AL: I love it. You have to push through. And so, that’s tweet question that I wanted to start engaging you know and having that interactive conversation, because I’ve had the opportunity to speak with individuals from different HR agencies. That has been a concern that they have, is that when people who are autistic or have some other type of neurodiversity kind of learning style, can they do the work and meet deadlines, and meet production lines? And so, I thank you for being authentic. I thank you for being honest, because as you said, you may not get it on that Monday but Tuesday the work will get done. A final question before we end our interview is this, where do you see yourself 3 to 6 months from now after having done this interview with me?
RW: 3 to 6 months from now I see myself being more active in social media and spreading awareness about mental health, specifically bipolar.
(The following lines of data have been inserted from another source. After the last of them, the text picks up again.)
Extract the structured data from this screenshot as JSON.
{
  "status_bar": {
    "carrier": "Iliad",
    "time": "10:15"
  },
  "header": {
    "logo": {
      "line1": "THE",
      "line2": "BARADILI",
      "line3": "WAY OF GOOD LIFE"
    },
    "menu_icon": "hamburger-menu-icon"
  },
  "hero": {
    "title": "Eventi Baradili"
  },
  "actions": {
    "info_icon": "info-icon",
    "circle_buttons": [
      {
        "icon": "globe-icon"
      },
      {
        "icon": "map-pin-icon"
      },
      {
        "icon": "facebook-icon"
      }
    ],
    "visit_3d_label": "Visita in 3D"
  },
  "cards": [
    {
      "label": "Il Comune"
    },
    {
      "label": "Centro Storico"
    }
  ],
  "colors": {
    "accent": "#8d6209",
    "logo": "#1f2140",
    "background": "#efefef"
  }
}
I, like your son, also have a diagnosis of generalized anxiety disorder, and speaking more on that because I feel like especially within the minority community and people of color, we don’t see us. And I want us to be seen and to know that it’s okay, you know, we have a global pandemic going on, emotions are raw, and I think we all just need a little extra love for our self and for others and that’s what I plan on doing.
AL: I love it. I think that is wonderful. I will support you however I can on that part of your journey. Thank you so much Richard for joining me today! Once again ladies and gentlemen, I am your host Dr. April J Lisbon, and this is another episode of “Finding the Super Powers Within”, where we talk with Millennials and Gen Z’s about their different super powers, and how they have learned to navigate their lives through their authentic voices. I hope that you enjoy this episode and I look forward to seeing you on the next broadcast! Bye bye!